** Opening Records for this task block **

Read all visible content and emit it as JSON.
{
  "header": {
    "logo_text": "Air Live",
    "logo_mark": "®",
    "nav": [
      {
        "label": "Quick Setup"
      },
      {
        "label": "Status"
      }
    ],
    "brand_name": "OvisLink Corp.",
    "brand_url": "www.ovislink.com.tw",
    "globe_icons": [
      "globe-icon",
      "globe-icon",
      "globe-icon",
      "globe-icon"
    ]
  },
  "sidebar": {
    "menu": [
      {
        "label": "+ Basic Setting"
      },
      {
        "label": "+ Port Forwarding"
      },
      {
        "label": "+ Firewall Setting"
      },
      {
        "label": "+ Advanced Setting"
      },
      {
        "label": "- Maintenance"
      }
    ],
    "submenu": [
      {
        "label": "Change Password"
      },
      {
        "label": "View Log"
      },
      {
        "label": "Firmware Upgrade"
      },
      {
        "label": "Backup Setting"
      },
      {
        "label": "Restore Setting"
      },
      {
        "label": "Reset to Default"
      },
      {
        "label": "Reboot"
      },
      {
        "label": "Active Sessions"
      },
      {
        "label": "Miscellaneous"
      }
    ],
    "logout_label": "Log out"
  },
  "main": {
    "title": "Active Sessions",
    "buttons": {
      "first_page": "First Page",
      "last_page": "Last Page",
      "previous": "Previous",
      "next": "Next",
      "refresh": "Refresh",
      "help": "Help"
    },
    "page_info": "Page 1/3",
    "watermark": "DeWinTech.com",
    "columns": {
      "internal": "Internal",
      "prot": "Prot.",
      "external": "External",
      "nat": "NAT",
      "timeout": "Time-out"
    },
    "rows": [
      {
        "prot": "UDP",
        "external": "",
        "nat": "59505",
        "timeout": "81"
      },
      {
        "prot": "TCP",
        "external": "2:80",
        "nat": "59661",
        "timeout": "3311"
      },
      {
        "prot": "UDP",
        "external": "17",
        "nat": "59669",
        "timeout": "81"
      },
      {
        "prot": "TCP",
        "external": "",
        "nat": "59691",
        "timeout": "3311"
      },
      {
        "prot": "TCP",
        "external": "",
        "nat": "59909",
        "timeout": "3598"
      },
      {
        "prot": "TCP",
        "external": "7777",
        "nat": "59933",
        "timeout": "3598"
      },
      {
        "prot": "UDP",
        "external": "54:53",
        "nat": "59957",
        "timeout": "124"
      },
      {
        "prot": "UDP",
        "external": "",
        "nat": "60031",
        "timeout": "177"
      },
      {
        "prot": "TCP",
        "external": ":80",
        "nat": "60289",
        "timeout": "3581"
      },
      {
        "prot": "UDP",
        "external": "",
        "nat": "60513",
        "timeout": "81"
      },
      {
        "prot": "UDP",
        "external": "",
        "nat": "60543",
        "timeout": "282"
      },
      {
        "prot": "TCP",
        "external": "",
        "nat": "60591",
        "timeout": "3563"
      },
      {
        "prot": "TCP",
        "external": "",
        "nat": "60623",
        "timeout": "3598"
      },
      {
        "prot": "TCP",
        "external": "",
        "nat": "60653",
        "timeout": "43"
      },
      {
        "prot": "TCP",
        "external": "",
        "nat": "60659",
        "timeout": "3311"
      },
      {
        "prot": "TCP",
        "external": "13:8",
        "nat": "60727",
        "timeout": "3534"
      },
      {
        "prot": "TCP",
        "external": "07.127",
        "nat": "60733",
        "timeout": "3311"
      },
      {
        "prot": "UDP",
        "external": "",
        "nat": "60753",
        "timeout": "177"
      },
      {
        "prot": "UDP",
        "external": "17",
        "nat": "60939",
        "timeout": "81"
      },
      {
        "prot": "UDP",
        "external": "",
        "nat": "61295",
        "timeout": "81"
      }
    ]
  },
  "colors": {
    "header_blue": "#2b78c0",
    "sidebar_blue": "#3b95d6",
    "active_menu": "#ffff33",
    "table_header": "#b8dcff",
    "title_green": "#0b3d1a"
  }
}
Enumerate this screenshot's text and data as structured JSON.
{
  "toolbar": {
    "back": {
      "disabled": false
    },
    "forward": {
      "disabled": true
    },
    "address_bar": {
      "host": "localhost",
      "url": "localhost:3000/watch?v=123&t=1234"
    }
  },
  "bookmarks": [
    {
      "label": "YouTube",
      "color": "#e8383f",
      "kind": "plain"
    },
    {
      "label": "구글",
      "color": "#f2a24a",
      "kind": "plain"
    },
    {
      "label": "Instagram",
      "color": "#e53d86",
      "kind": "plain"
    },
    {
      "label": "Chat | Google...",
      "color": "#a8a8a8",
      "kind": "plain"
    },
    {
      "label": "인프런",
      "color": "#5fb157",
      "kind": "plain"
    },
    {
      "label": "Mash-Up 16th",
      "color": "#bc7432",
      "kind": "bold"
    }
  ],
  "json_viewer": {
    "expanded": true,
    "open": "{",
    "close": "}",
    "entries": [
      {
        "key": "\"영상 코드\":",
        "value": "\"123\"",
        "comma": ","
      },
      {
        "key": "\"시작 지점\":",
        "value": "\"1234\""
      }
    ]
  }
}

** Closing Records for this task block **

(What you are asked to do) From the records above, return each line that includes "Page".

(Answer section)
      "first_page": "First Page",
      "last_page": "Last Page",
    "page_info": "Page 1/3",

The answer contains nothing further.